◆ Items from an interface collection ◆
══════
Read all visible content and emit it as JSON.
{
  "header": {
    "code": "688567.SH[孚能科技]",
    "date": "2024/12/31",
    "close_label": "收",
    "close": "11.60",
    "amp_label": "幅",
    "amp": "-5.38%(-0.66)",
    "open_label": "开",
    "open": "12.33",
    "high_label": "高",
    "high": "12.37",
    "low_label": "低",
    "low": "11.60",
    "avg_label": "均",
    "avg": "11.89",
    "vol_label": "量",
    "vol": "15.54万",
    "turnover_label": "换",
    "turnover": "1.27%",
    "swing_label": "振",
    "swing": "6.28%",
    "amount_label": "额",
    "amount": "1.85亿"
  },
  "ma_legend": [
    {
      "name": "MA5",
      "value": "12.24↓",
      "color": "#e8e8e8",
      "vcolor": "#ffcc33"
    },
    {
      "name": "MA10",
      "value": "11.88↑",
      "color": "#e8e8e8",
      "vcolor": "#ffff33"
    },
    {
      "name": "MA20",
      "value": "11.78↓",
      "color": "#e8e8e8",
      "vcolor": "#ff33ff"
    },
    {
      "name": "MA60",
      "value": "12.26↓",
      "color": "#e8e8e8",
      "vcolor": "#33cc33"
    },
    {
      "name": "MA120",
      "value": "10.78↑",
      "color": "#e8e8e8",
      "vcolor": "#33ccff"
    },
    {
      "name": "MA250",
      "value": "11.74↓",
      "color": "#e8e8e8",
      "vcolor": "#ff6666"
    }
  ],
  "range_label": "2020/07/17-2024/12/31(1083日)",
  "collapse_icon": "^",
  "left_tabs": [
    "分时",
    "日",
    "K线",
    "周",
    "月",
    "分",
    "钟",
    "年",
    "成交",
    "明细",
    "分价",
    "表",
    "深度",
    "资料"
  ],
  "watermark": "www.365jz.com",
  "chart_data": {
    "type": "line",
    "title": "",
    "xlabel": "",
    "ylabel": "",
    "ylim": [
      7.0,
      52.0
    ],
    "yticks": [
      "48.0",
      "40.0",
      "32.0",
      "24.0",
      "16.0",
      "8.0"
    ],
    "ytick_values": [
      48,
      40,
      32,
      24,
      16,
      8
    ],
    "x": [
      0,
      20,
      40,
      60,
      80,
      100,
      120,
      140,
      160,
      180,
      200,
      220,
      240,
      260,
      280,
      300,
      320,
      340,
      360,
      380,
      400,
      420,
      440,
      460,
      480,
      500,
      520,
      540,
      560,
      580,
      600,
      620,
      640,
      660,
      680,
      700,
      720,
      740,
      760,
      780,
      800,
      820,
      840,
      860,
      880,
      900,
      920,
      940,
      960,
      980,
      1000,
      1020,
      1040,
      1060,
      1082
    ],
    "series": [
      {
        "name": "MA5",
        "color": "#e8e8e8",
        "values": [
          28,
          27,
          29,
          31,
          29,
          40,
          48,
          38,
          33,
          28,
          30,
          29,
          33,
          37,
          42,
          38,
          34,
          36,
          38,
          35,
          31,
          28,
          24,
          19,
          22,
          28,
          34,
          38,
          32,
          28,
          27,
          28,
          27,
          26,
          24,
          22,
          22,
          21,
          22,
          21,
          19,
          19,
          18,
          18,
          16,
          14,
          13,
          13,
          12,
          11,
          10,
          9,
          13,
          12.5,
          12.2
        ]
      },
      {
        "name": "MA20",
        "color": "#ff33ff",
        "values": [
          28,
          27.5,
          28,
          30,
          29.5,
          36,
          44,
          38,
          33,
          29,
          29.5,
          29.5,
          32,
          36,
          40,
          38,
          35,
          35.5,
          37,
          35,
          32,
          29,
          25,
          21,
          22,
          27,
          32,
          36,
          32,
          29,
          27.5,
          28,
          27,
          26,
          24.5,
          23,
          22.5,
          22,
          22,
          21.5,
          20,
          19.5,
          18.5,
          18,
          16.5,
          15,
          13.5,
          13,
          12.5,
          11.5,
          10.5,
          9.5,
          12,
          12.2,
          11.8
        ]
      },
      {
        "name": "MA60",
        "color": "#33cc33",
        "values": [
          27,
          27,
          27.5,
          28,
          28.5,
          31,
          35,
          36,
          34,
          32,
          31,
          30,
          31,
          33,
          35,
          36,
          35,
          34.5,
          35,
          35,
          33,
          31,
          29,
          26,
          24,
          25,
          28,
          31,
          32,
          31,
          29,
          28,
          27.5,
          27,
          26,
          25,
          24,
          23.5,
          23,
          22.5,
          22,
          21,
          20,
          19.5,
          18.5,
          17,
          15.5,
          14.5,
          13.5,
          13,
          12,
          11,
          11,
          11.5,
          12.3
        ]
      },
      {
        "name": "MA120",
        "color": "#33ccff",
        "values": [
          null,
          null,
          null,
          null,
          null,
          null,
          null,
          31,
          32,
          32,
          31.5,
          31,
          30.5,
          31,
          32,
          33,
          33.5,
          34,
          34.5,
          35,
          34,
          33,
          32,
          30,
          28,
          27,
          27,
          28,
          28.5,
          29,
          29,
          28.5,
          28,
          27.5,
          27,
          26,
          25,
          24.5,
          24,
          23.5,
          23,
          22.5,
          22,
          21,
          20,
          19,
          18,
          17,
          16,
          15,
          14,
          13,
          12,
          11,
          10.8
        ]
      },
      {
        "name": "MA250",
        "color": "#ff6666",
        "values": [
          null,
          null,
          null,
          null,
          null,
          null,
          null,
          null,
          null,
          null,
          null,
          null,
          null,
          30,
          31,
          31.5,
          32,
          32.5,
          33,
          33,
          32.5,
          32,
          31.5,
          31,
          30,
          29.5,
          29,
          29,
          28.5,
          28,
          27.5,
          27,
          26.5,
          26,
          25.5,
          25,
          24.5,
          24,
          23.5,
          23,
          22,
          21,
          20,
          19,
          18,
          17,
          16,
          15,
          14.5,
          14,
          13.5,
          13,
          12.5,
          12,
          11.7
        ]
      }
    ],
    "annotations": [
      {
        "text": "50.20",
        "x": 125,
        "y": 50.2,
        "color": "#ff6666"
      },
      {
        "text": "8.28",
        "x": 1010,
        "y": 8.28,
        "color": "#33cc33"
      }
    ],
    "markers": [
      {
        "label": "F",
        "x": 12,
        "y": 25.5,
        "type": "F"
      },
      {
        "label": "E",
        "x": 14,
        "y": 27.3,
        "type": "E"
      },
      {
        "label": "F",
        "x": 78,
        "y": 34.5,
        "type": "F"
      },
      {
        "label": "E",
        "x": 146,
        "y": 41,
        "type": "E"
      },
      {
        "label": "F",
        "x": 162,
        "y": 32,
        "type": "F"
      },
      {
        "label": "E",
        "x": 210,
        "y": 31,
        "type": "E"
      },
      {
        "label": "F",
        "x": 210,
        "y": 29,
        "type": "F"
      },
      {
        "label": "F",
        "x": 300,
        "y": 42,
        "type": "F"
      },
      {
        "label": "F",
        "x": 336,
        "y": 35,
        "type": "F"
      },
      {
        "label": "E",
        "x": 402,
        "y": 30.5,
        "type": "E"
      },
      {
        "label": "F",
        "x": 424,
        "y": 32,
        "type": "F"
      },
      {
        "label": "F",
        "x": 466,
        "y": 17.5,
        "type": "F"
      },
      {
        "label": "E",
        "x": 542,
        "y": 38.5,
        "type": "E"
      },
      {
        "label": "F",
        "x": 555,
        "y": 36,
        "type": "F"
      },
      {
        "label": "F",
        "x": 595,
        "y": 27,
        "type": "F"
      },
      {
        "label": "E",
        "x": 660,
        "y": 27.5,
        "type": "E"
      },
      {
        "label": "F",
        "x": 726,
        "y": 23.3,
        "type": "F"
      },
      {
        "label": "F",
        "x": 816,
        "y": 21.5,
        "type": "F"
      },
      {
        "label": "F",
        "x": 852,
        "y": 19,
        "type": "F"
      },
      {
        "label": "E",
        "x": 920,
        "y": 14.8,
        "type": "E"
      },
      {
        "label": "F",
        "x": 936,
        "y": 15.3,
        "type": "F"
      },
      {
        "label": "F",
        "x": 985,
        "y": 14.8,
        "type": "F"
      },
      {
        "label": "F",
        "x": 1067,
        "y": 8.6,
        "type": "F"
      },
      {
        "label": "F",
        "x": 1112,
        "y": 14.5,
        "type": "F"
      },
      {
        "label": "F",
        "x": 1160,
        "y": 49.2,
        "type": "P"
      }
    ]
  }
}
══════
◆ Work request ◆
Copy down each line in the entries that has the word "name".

◆ Completed task ◆
      "name": "MA5",
      "name": "MA10",
      "name": "MA20",
      "name": "MA60",
      "name": "MA120",
      "name": "MA250",
        "name": "MA5",
        "name": "MA20",
        "name": "MA60",
        "name": "MA120",
        "name": "MA250",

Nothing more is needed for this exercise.